With the introduction of Internet-protocol-based, enterprise-wide, and integrated security solutions, today’s systems are more sophisticated than ever, and their deployment has become much more complicated.
For decades, the penetration rate of residential security systems has been hovering around 20 percent. However, technology advancements, mobile communication and consumer expectations seem to be finally driving that rate up and bringing home automation and interactive services along for the ride.
The first emergency warning systems were developed to respond to war and massive fires. As time, building standards, technology and life safety systems advanced, fiery disasters became the exception rather than the rule.
In the security industry, there are best practices for assessing security needs, designing security system solutions, installing the systems, and integrating a security system with other building systems. But what are the best practices for security system maintenance and service?
In the years since the 9/11 attacks, concerns about terrorism and crime have driven the use of security systems and surveillance cameras into areas and markets that might not otherwise have considered such technology necessary.
With today’s increasingly complex security systems, many organizations are still using technology from multiple manufacturers that often cannot communicate. Physical security information management (PSIM) software can offer a solution.
With today’s increasingly complex security systems, it is surprising that many organizations still use technology from multiple manufacturers that cannot communicate with each other. Physical security information management (PSIM) software can offer a solution.
Security system components can be integrated with various technologies including heating, ventilating and air conditioning (HVAC); building automation; energy management; information technology (IT); and fire and life safety systems, providing enormous opportunities for electrical contractors.
Biometrics is the use of a physical characteristic—such as fingerprints, retina or iris prints, palm prints, etc.—to identify a person and control access to a system, whether it is a building, car, computer or home.
Visitor management systems track the usage of a building or site and are frequently used to complement building security and access control systems.
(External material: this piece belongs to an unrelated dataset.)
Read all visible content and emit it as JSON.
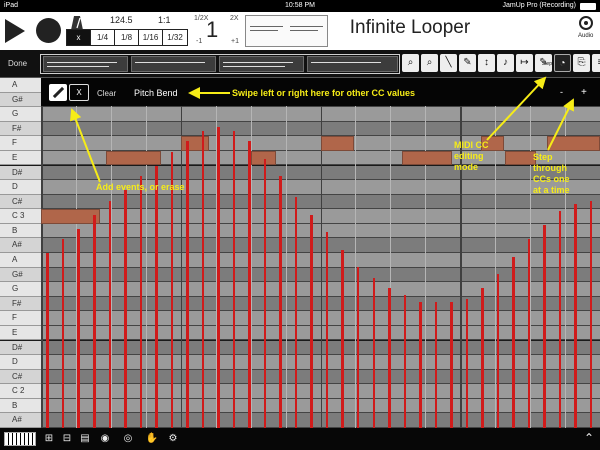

As electronic visitor management systems become more common and powerful, they are taking over many of the functions of access control.